(EXERCISE DESCRIPTION): Your task is to copy each line in the listing that includes the word "name".

(DATA UNDER STUDY):
* * *

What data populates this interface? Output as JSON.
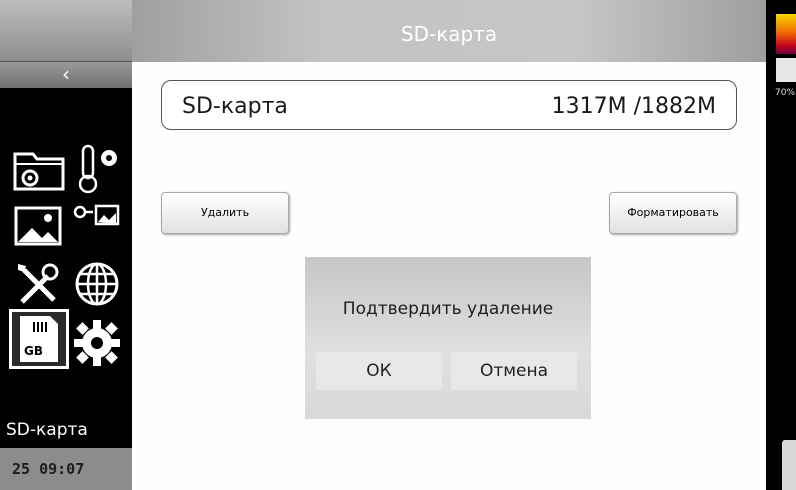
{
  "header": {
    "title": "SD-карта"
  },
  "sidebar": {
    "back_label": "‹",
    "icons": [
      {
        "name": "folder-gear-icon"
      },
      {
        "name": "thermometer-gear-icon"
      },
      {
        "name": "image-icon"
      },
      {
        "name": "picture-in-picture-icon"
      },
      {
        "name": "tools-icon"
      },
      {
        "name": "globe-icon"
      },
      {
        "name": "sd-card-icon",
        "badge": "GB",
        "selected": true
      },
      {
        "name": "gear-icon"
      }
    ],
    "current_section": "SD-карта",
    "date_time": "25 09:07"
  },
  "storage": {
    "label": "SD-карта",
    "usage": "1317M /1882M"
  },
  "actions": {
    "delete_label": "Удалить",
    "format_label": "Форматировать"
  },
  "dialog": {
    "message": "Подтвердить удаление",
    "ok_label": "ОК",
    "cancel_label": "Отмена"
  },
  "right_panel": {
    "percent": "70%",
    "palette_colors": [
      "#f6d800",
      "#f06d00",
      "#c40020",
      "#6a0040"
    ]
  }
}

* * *

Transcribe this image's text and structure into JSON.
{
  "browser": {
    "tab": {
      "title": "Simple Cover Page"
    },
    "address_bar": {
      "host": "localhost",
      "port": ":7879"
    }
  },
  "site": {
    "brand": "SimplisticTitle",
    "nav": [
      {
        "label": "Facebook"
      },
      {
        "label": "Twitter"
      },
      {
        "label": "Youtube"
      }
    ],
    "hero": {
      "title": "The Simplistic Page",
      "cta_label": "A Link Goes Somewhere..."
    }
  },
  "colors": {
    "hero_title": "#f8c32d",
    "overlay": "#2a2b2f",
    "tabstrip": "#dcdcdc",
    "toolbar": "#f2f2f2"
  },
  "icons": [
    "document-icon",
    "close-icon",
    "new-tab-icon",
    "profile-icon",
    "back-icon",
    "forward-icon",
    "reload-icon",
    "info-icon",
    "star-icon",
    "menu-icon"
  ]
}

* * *

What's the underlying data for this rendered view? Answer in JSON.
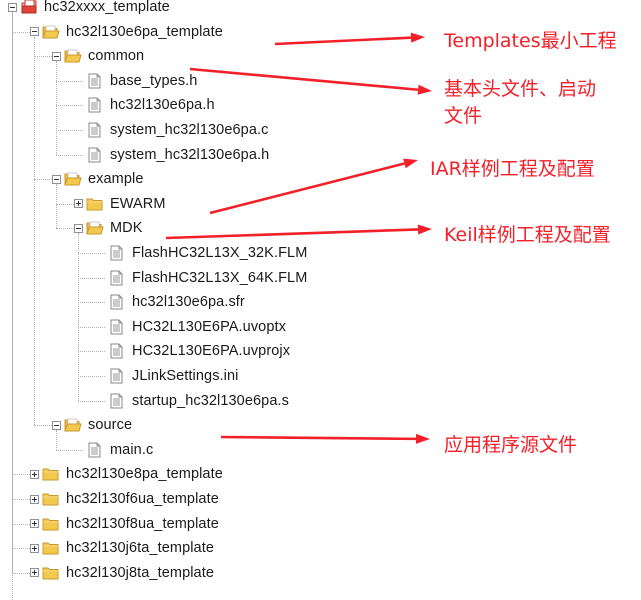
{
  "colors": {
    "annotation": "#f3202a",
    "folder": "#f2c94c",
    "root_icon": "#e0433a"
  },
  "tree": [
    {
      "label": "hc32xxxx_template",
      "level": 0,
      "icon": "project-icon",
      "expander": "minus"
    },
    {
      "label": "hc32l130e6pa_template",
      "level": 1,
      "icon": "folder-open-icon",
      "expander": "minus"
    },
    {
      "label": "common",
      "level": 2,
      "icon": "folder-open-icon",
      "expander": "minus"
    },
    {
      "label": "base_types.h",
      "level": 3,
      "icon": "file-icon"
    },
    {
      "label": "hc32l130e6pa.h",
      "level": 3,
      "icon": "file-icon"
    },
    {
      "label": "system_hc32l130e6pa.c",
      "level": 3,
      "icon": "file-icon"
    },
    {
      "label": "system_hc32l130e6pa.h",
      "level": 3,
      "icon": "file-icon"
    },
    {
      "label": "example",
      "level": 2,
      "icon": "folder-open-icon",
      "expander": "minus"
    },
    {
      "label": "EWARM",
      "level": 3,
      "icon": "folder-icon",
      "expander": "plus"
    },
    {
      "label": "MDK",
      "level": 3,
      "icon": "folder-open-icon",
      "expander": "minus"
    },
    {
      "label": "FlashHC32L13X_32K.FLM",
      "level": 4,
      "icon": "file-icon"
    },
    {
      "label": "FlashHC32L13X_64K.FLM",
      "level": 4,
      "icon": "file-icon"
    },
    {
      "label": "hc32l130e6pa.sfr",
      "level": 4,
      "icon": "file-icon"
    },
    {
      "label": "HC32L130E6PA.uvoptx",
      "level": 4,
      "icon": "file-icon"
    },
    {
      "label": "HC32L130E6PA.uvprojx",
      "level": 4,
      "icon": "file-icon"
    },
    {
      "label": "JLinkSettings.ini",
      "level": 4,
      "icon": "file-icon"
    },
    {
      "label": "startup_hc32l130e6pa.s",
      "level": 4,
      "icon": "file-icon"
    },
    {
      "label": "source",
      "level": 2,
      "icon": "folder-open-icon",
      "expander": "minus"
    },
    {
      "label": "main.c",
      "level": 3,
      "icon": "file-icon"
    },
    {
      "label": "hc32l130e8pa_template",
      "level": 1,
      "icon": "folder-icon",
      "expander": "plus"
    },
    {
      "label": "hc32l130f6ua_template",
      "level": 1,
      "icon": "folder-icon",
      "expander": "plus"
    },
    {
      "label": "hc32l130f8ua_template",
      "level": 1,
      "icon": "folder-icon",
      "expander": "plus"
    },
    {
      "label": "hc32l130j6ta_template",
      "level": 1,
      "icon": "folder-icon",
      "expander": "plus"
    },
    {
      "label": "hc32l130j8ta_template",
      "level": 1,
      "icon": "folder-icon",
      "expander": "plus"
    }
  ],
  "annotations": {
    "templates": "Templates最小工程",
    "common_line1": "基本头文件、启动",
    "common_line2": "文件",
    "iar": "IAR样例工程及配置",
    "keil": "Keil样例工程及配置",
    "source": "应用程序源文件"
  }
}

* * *

(ANSWER BOX):
        "name": "folder-gear-icon"
        "name": "thermometer-gear-icon"
        "name": "image-icon"
        "name": "picture-in-picture-icon"
        "name": "tools-icon"
        "name": "globe-icon"
        "name": "sd-card-icon",
        "name": "gear-icon"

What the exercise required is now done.